Wikileaks leader talks of courage and wrestling pigs


"I think this shows people what happens when they take us on," Assange said. "We will go all the way. We will fight it inside the court and outside the court.

"It's like the aphorism, you should never wrestle with a pig," he said, referring to a remark often credited to the playwright George Bernard Shaw, the idea being that you'll both get dirty but only the pig will enjoy it.

Still, the world is littered with organizations that have been crushed for exposing fraud. India's did an exposé of government corruption in 2000, at a time when many were looking to the Internet as a bold new channel for press freedom. The public uproar that followed did not prevent police from throwing several Tehelka journalists and investors in jail. The Web site was soon ruined, its staff gone and its office equipment sold off in a bid to stay afloat. It has since returned but in a slightly tamer form.

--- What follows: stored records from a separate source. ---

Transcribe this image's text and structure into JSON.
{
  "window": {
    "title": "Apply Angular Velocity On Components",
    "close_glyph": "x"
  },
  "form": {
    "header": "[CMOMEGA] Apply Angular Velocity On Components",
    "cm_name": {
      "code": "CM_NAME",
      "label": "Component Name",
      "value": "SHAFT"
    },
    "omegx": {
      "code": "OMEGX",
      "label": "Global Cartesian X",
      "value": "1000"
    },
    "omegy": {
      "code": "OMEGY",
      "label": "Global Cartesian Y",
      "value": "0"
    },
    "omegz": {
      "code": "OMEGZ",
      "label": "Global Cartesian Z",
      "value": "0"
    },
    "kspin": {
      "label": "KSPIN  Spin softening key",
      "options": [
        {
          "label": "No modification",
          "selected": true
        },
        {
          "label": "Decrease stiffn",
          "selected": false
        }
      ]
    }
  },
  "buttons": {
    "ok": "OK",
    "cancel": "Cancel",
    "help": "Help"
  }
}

Wikileaks' rising international profile could help protect it from a similar fate. Its recognition has grown as more news articles appear based on documents leaked on the site, and awards have enhanced its reputation. Amnesty International presented Wikileaks with the for the reports on extrajudicial police killings in Kenya.

According to Gavin MacFadyen, director of the Centre for Investigative Journalism at City University London, Wikileaks plays a sorely needed role in protecting the public interest. "Their site is a valuable read for us and for most investigative reporters in the U.K.," he said. "It has provided extraordinary material and prompted a number of investigations."